5. The Formula adds AURA Sync lighting in two more zones - the tabs behind the SafeSlots, as well as the ROG logo on the PCH.
6. The Formula adds a full-board fortifier to protect the motherboard from bending when pressure is applied. It looks great and provides reassuring strength for those times when you might need to push harder, like installing stubborn CPU coolers and graphics cards, or attaching a tight-fitting 24-pin power connector. The Code might not have a fortifier, but it does offer heatsinks to cool the MOSFETs from the back.
What's in the box?
Most enthusiasts love adding accessories to their pride and joy, but the extra expenses add up. You can count on ROG motherboards to always offer plenty of goodies to add value and make building easier and more fun.
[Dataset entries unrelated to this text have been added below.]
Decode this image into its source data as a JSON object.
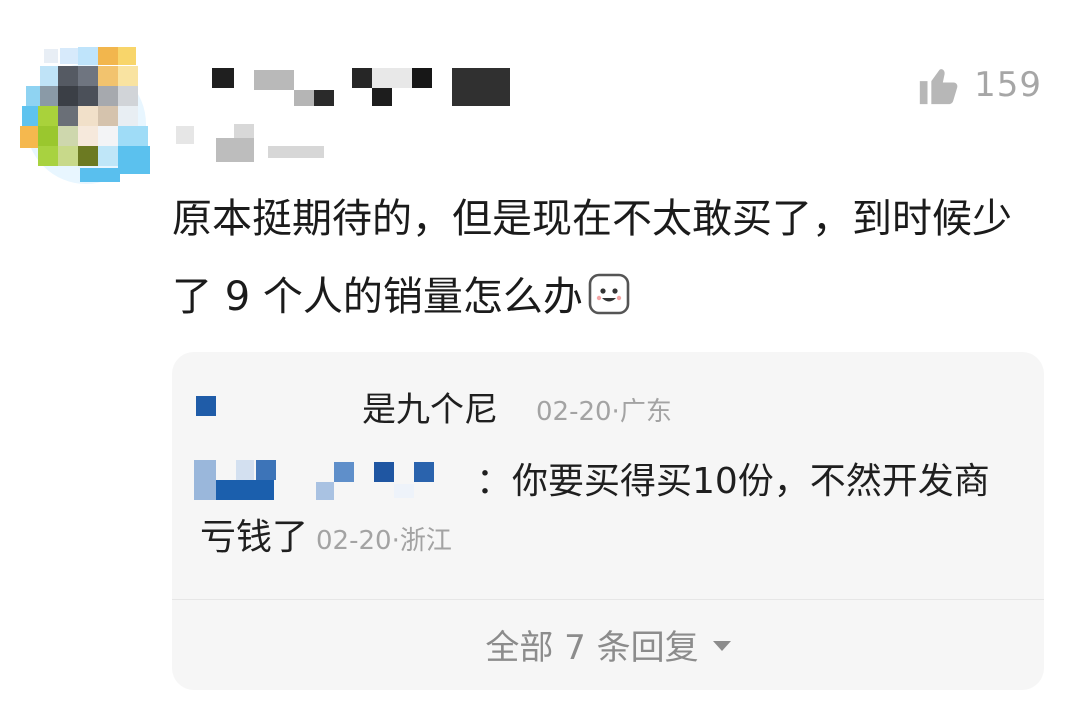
{
  "comment": {
    "like_count": "159",
    "text": "原本挺期待的，但是现在不太敢买了，到时候少了 9 个人的销量怎么办",
    "emoji_icon": "smiling-face-emoji-icon"
  },
  "replies": {
    "reply_1": {
      "text": "是九个尼",
      "meta": "02-20·广东"
    },
    "reply_2": {
      "text": "：你要买得买10份，不然开发商亏钱了",
      "meta": "02-20·浙江"
    },
    "view_all_label": "全部 7 条回复"
  }
}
Here are the goodies you'll find in the box.
The ol' trustworthy user's guide keeps you informed about the nitty-gritty, and the CPU installation tool is there in case it's been some time since you last upgraded. For mass storage, you'll still need some SATA cables; the Code comes with two pairs, while the Formula provides an extra pair. An extension cable for connecting up RGB lighting is bundled with both boards.
It's always preferable to complete a build with matching colors, components, and decor. That's precisely why the ROG Certified program was created. By just getting the Formula or Code, you're ready to match a growing collection of ROG-approved products.
You can choose to extend the ROG theme across your build by applying the bundled stickers for fans, cables, and the chassis. You can color-code your cables and use the metal ROG badge as the finishing touch on your case. For more choices for cables and lighting, a 20%-off voucher for CableMod is included in the box. There's even an ROG coaster to match the Claymore and Spatha on your desk.
An M.2 bracket is supplied for your second M.2 SSD. Here's a guide to setting up two of them in a RAID 0 configuration for extreme speed.
An external magnetic antenna for the 2T2R Wi-Fi with MU-MIMO is supplied for better reception. A high-bandwidth SLI bridge is bundled - and ripe for a 3D-printed cover - but if you're interested in added RGB lighting with a touch panel, check out our premium SLI bridge. Finally, there's the small-but-convenient Q-connector that helps you connect the chassis buttons and lights easily.
The Formula and Code are both great motherboards with the same DNA. If you can determine what you want to do with your system, you can pick one that will leave you more than happy for years to come. The Code is tuned for gaming and overclocking enthusiasts ready to move up to the next level in aesthetics and customization, while the Formula is for liquid-cooling and modding aficionados who want to make their rigs really stand out.